● **WORK ITEM**:
Every record here needs to be duplicated exactly.

● **RECORDS TO PROCESS**:
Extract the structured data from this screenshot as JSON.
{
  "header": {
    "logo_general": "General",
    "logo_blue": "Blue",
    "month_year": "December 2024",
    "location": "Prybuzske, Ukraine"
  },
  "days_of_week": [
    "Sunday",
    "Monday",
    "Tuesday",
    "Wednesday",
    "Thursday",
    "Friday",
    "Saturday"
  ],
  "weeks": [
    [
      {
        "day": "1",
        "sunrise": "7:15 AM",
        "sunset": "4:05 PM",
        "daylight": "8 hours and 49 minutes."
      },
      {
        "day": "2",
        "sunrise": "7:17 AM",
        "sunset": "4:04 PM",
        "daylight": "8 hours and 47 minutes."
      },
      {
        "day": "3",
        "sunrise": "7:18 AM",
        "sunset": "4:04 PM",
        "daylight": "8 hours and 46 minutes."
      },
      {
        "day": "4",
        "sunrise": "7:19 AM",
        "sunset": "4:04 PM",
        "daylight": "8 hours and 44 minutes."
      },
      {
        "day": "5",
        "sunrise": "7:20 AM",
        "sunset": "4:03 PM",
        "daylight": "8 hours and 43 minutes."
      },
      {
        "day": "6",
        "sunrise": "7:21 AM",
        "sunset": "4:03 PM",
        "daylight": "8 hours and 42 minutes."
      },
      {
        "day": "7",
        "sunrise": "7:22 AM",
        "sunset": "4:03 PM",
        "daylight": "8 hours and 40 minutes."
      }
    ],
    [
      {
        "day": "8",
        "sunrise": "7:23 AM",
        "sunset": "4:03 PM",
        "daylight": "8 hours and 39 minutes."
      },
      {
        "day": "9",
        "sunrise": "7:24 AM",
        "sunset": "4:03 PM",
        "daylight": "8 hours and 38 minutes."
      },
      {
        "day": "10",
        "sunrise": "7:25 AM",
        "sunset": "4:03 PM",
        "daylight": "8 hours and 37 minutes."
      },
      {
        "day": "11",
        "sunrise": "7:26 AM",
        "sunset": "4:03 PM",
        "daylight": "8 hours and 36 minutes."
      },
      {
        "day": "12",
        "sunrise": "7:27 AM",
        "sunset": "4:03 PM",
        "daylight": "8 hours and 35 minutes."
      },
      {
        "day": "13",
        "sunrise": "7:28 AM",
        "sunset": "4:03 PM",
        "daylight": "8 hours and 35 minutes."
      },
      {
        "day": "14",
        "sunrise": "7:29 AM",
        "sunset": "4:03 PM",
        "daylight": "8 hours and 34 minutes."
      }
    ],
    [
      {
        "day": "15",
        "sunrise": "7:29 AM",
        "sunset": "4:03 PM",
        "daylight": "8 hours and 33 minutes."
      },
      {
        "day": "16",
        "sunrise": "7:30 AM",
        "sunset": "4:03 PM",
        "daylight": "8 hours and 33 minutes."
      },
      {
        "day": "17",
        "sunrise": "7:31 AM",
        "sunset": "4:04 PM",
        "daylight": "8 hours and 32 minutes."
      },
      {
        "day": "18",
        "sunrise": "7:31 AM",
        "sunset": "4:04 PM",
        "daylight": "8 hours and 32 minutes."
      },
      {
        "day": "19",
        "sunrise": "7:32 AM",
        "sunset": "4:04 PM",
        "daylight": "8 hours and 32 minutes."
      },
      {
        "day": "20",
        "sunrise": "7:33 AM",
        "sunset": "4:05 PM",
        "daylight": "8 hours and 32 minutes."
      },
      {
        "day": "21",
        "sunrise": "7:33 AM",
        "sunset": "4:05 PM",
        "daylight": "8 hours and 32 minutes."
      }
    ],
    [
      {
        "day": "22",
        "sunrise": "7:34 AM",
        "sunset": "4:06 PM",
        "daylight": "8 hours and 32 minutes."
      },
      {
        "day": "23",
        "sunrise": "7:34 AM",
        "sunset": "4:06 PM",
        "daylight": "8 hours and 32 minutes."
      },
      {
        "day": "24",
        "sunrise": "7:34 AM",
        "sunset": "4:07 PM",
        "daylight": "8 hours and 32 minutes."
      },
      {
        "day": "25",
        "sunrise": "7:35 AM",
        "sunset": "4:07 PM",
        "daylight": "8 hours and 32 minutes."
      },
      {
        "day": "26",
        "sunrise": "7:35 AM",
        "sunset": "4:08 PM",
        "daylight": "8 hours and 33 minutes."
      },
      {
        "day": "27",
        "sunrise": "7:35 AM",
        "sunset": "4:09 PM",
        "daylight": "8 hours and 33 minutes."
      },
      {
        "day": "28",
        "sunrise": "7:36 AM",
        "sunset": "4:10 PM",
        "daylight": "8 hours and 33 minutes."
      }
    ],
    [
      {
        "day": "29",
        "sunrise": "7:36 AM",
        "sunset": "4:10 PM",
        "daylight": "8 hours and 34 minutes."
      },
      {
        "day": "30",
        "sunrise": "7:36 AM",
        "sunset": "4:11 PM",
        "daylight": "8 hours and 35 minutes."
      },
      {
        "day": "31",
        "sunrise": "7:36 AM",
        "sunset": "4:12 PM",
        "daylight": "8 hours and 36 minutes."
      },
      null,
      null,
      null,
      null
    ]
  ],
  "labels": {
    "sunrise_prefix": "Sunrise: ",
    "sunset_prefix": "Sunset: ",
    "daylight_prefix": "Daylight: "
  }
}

● **RESPONSE BOX**:
Extract the structured data from this screenshot as JSON.
{
  "header": {
    "logo_general": "General",
    "logo_blue": "Blue",
    "month_year": "December 2024",
    "location": "Prybuzske, Ukraine"
  },
  "days_of_week": [
    "Sunday",
    "Monday",
    "Tuesday",
    "Wednesday",
    "Thursday",
    "Friday",
    "Saturday"
  ],
  "weeks": [
    [
      {
        "day": "1",
        "sunrise": "7:15 AM",
        "sunset": "4:05 PM",
        "daylight": "8 hours and 49 minutes."
      },
      {
        "day": "2",
        "sunrise": "7:17 AM",
        "sunset": "4:04 PM",
        "daylight": "8 hours and 47 minutes."
      },
      {
        "day": "3",
        "sunrise": "7:18 AM",
        "sunset": "4:04 PM",
        "daylight": "8 hours and 46 minutes."
      },
      {
        "day": "4",
        "sunrise": "7:19 AM",
        "sunset": "4:04 PM",
        "daylight": "8 hours and 44 minutes."
      },
      {
        "day": "5",
        "sunrise": "7:20 AM",
        "sunset": "4:03 PM",
        "daylight": "8 hours and 43 minutes."
      },
      {
        "day": "6",
        "sunrise": "7:21 AM",
        "sunset": "4:03 PM",
        "daylight": "8 hours and 42 minutes."
      },
      {
        "day": "7",
        "sunrise": "7:22 AM",
        "sunset": "4:03 PM",
        "daylight": "8 hours and 40 minutes."
      }
    ],
    [
      {
        "day": "8",
        "sunrise": "7:23 AM",
        "sunset": "4:03 PM",
        "daylight": "8 hours and 39 minutes."
      },
      {
        "day": "9",
        "sunrise": "7:24 AM",
        "sunset": "4:03 PM",
        "daylight": "8 hours and 38 minutes."
      },
      {
        "day": "10",
        "sunrise": "7:25 AM",
        "sunset": "4:03 PM",
        "daylight": "8 hours and 37 minutes."
      },
      {
        "day": "11",
        "sunrise": "7:26 AM",
        "sunset": "4:03 PM",
        "daylight": "8 hours and 36 minutes."
      },
      {
        "day": "12",
        "sunrise": "7:27 AM",
        "sunset": "4:03 PM",
        "daylight": "8 hours and 35 minutes."
      },
      {
        "day": "13",
        "sunrise": "7:28 AM",
        "sunset": "4:03 PM",
        "daylight": "8 hours and 35 minutes."
      },
      {
        "day": "14",
        "sunrise": "7:29 AM",
        "sunset": "4:03 PM",
        "daylight": "8 hours and 34 minutes."
      }
    ],
    [
      {
        "day": "15",
        "sunrise": "7:29 AM",
        "sunset": "4:03 PM",
        "daylight": "8 hours and 33 minutes."
      },
      {
        "day": "16",
        "sunrise": "7:30 AM",
        "sunset": "4:03 PM",
        "daylight": "8 hours and 33 minutes."
      },
      {
        "day": "17",
        "sunrise": "7:31 AM",
        "sunset": "4:04 PM",
        "daylight": "8 hours and 32 minutes."
      },
      {
        "day": "18",
        "sunrise": "7:31 AM",
        "sunset": "4:04 PM",
        "daylight": "8 hours and 32 minutes."
      },
      {
        "day": "19",
        "sunrise": "7:32 AM",
        "sunset": "4:04 PM",
        "daylight": "8 hours and 32 minutes."
      },
      {
        "day": "20",
        "sunrise": "7:33 AM",
        "sunset": "4:05 PM",
        "daylight": "8 hours and 32 minutes."
      },
      {
        "day": "21",
        "sunrise": "7:33 AM",
        "sunset": "4:05 PM",
        "daylight": "8 hours and 32 minutes."
      }
    ],
    [
      {
        "day": "22",
        "sunrise": "7:34 AM",
        "sunset": "4:06 PM",
        "daylight": "8 hours and 32 minutes."
      },
      {
        "day": "23",
        "sunrise": "7:34 AM",
        "sunset": "4:06 PM",
        "daylight": "8 hours and 32 minutes."
      },
      {
        "day": "24",
        "sunrise": "7:34 AM",
        "sunset": "4:07 PM",
        "daylight": "8 hours and 32 minutes."
      },
      {
        "day": "25",
        "sunrise": "7:35 AM",
        "sunset": "4:07 PM",
        "daylight": "8 hours and 32 minutes."
      },
      {
        "day": "26",
        "sunrise": "7:35 AM",
        "sunset": "4:08 PM",
        "daylight": "8 hours and 33 minutes."
      },
      {
        "day": "27",
        "sunrise": "7:35 AM",
        "sunset": "4:09 PM",
        "daylight": "8 hours and 33 minutes."
      },
      {
        "day": "28",
        "sunrise": "7:36 AM",
        "sunset": "4:10 PM",
        "daylight": "8 hours and 33 minutes."
      }
    ],
    [
      {
        "day": "29",
        "sunrise": "7:36 AM",
        "sunset": "4:10 PM",
        "daylight": "8 hours and 34 minutes."
      },
      {
        "day": "30",
        "sunrise": "7:36 AM",
        "sunset": "4:11 PM",
        "daylight": "8 hours and 35 minutes."
      },
      {
        "day": "31",
        "sunrise": "7:36 AM",
        "sunset": "4:12 PM",
        "daylight": "8 hours and 36 minutes."
      },
      null,
      null,
      null,
      null
    ]
  ],
  "labels": {
    "sunrise_prefix": "Sunrise: ",
    "sunset_prefix": "Sunset: ",
    "daylight_prefix": "Daylight: "
  }
}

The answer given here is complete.